This has also introduced enormous bias into the court of public opinion, as rural communities across Northern Minnesota have now spent years living with pipe for the proposed project transported on their roads and piled in their backyards.
A spirit camp has opened on the White Earth Reservation to carry on the water protectors’ traditions started at Standing Rock. The camp is working to stop the Enbridge Line 3 proposal as well as promote unity among camps across the country doing the important work of protecting Mother Earth, according to William Paulson, Executive Director of the Oshkaabewisag Community Cooperative.

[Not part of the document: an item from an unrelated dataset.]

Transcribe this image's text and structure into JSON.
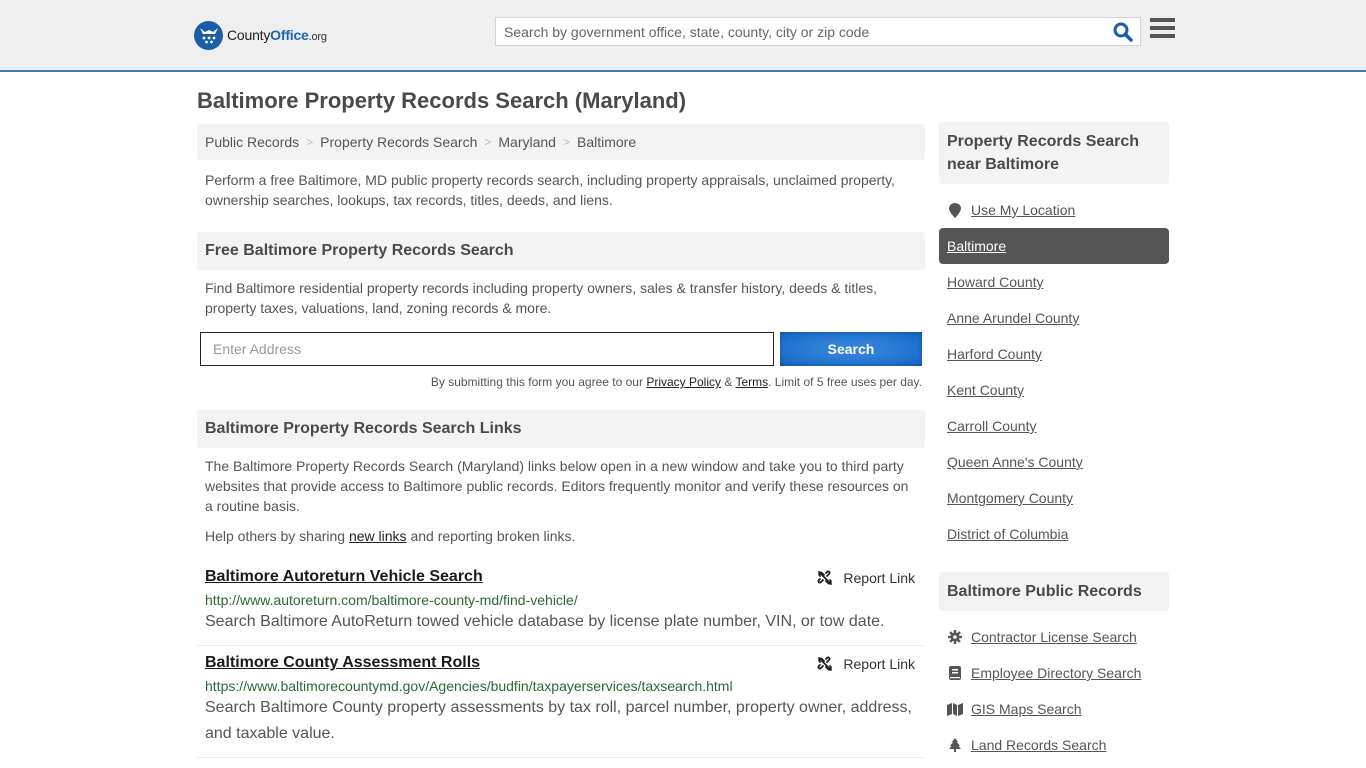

The camp is called MikinaakMinis-Turtle Island, and it has a Facebook page. Asked if the camp needed any support, Paulson asked only that people like and share the Facebook page and “be involved in the moment. Contact your elected officials and talk to them about this.”
Enbridge has an old and failing Line 3 (the black line on the map). Enbridge proposes to abandon that line in the ground and install a new, larger pipeline along a new route (the red line on the map.) That new route runs 337 miles across Minnesota, crosses the Mississippi headwaters and endangers clean lakes, rivers and wild rice beds, and all for nothing. Minnesota’s fossil fuel demand is actually declining.
Paulson said Enbridge Line 3 also crosses what is known as the “1855 Treaty area” (light green shaded area on the map). The Anishinaabe retain rights to hunt, fish and gather wild rice in this area. Enbridge and the state “are not discussing it on a government-to-government basis,” he said. [Enbridge is] trying to buy people off and go through.” The threat to the Mississippi’s headwaters is “unacceptable,” Paulson said.
According to the Facebook page, the camp is: “A support haven on beautiful land for community, culture, and traveling ambassadors for Mother Earth. Water is Life.” Paulson provided additional information about the camp in an email: Continue reading →